Chillicothe Public Library strives to be a point of clarity and a provider of accurate information. Science has shown that COVID-19 vaccines are safe and effective and everyone over the age of 12 is able to receive one of the three approved vaccine options.
If you still need to be vaccinated, we will be hosting a clinic here at the library with Moderna, Pfizer, and Johnson & Johnson vaccines available. No appointment necessary; just show up on August 9 between 9 am and 3 pm to receive your vaccine. A follow up clinic will be in September for those needing a second dose (Moderna and Pfizer).
If August 9 doesn’t work for you, you can visit vaccines.gov, the Peoria County Health Department, text your ZIP code to 438829, or call 1-800-232-0233 to find vaccination providers and locations near you. Pharmacy websites are another good place to look for information on vaccination locations in the area.

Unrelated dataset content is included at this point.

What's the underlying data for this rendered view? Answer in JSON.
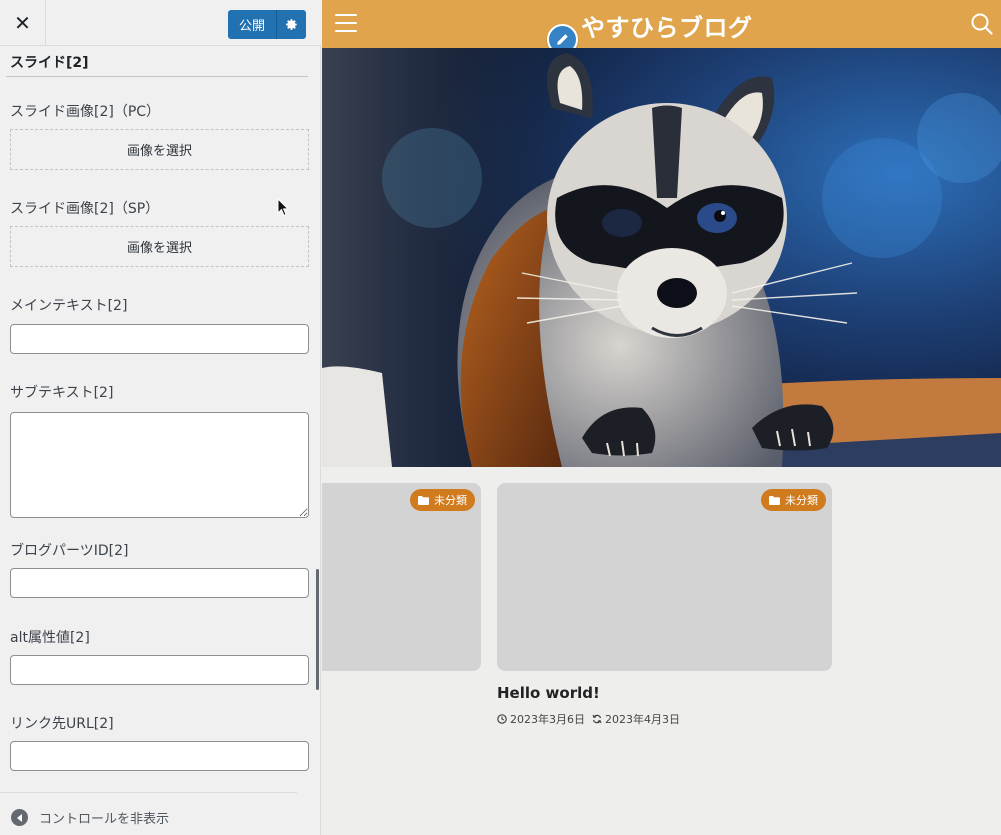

The more individuals who receive a vaccine, the more protected the entire community will be. By becoming vaccinated, you are protecting those who are unable to (in this case, children under the age of 12). Herd immunity occurs when a large portion of a community (the herd) becomes immune to a disease, making the spread of disease from person to person unlikely. As a result, the whole community becomes protected—not just those who are immune. The sooner we reach herd immunity; the sooner we can get back to normal.
Information about variants is rapidly emerging, and scientists are working hard to learn about how they spread, how contagious they are, and whether authorized vaccines will protect people against them.
The United States is currently monitoring four notable variants. They each seem to be spreading quickly and easily which could lead to more cases of COVID-19. What we know so far suggests that current authorized vaccines work to protect against these variants.
The bottom line is that we all need to work together to ensure that we are keeping ourselves and each other safe. This means continuing to take safety precautions like social distancing and wearing a mask, especially when in indoor, crowded environments.
Because a virus has to be transmitted in order to replicate and produce the mutations that lead to these variants, widespread vaccination is an effective way to slow the emergence of even more problematic variants.
Resources for more info:
- State of Illinois COVID-19 Website – The portal lists vaccination locations, vaccination appointment information, FAQs, and updates on the Illinois Vaccination Plan.
- Illinois Department of Public Health (IDPH) COVID-19 Vaccine Information – IDPH has the State of Illinois vaccination plan on this page, as well as an extensive Q&A section.
- Centers for Disease Control and Prevention (CDC) COVID-19 Vaccine Information – The CDC provides country wide vaccine updates.
- US Food & Drug Administration (FDA) COVID-19 Vaccine Information – Information and updates on vaccine developments and vaccines that are currently approved.
- The Conversation Between Us, About US – A campaign from Greater Than COVID and the Black Coalition Against COVID where black doctors, nurses, and researchers dispel misinformation and provide facts about COVID-19 vaccines.
- COVID Data Tracker – To keep track of the level of community transmission in your specific county.